** Opening EXERCISE DATA block **
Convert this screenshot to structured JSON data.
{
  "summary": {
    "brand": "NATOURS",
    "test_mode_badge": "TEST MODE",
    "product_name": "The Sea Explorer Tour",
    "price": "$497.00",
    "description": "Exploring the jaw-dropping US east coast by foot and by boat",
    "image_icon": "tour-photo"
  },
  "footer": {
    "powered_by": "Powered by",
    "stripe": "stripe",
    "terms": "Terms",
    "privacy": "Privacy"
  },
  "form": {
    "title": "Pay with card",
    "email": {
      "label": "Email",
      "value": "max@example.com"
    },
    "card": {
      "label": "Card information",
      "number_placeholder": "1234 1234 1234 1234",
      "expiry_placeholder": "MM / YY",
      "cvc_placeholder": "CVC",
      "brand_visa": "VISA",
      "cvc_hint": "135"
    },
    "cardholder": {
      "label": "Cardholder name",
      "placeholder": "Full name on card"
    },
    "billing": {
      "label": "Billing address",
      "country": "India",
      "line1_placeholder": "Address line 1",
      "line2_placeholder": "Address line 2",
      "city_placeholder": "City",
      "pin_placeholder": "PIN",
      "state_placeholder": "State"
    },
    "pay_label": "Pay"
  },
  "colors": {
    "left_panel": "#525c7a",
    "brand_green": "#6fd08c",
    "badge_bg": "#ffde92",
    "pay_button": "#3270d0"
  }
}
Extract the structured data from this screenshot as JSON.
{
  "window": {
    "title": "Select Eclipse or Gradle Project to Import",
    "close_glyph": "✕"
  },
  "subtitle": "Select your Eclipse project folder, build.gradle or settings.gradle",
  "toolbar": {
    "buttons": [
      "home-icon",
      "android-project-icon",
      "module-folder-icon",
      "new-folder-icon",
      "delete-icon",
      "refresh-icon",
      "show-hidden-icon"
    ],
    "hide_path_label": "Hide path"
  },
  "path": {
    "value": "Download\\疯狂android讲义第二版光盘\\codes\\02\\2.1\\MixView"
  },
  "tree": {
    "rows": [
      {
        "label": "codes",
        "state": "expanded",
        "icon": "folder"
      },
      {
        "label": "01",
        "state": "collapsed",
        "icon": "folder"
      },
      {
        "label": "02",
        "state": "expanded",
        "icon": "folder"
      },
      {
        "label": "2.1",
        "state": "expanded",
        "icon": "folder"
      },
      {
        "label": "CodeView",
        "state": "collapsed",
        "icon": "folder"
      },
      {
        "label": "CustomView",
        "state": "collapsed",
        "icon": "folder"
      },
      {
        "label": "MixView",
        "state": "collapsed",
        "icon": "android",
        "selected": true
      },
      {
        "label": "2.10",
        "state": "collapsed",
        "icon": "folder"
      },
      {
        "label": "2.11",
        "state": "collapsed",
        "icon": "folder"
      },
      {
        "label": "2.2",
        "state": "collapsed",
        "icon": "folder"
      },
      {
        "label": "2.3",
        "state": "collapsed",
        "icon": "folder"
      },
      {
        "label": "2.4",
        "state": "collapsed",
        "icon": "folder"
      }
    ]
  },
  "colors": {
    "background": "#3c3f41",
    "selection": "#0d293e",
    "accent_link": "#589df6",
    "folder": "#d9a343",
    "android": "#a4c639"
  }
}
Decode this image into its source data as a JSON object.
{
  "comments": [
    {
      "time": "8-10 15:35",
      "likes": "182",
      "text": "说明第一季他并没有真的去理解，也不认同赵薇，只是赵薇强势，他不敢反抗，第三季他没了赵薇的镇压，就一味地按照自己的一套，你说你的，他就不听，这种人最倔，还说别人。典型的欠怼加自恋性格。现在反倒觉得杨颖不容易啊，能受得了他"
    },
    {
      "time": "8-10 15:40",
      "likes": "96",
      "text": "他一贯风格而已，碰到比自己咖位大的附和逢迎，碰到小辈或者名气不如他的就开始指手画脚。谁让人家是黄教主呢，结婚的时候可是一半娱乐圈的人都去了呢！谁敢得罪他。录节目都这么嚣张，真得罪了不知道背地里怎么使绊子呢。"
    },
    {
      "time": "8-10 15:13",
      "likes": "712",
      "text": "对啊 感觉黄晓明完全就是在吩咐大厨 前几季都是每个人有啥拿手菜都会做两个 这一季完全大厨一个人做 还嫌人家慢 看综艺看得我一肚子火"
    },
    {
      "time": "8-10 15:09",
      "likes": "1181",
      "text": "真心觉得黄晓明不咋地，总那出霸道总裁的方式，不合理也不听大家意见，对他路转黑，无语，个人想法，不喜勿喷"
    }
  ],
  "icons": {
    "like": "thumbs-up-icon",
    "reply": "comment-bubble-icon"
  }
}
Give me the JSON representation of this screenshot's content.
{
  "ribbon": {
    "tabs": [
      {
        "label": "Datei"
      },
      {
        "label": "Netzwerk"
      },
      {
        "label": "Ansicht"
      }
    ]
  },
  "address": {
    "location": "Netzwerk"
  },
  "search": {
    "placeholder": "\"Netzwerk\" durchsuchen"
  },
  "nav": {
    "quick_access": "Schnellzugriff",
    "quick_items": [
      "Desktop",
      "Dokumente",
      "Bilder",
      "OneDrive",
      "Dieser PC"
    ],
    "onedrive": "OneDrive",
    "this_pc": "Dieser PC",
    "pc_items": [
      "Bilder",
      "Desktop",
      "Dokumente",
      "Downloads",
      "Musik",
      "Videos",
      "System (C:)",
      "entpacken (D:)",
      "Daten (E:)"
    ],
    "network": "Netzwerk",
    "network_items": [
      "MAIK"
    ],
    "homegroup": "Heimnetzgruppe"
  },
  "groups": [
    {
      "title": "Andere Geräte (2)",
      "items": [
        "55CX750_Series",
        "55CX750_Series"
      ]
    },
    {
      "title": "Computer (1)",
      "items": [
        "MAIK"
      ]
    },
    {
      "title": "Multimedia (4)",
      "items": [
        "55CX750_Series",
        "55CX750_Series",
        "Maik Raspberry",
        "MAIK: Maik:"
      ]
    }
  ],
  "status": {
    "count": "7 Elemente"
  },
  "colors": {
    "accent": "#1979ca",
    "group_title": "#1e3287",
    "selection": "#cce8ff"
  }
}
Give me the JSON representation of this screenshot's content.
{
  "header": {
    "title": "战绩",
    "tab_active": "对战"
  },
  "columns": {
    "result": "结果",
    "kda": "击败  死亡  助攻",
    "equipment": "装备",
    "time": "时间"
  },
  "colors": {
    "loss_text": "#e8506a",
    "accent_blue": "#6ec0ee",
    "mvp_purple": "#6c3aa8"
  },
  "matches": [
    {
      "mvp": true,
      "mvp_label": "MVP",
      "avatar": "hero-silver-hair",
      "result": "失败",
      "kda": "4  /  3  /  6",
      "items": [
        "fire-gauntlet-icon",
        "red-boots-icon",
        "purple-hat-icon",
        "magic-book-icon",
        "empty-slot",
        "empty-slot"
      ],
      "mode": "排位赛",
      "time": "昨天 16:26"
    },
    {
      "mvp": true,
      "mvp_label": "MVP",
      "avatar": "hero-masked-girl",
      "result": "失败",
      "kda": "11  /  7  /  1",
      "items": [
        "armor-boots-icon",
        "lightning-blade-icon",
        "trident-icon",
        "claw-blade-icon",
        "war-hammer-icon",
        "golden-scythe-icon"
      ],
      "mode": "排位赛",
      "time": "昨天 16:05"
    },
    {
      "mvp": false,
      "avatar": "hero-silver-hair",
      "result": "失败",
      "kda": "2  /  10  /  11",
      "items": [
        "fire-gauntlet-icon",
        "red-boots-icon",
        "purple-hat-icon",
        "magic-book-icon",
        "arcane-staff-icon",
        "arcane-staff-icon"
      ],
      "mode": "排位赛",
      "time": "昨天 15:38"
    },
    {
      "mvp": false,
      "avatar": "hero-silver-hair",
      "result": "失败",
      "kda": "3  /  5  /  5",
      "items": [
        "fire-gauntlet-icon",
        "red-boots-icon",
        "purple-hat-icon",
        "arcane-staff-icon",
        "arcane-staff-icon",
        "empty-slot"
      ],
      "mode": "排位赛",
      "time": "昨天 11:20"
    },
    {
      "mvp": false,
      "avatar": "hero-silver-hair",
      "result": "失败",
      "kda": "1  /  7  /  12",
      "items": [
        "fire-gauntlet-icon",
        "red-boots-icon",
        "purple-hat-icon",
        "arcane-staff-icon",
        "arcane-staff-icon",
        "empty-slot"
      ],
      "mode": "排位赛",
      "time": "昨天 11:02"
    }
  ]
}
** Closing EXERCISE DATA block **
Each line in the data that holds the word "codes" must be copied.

    "value": "Download\\疯狂android讲义第二版光盘\\codes\\02\\2.1\\MixView"
        "label": "codes",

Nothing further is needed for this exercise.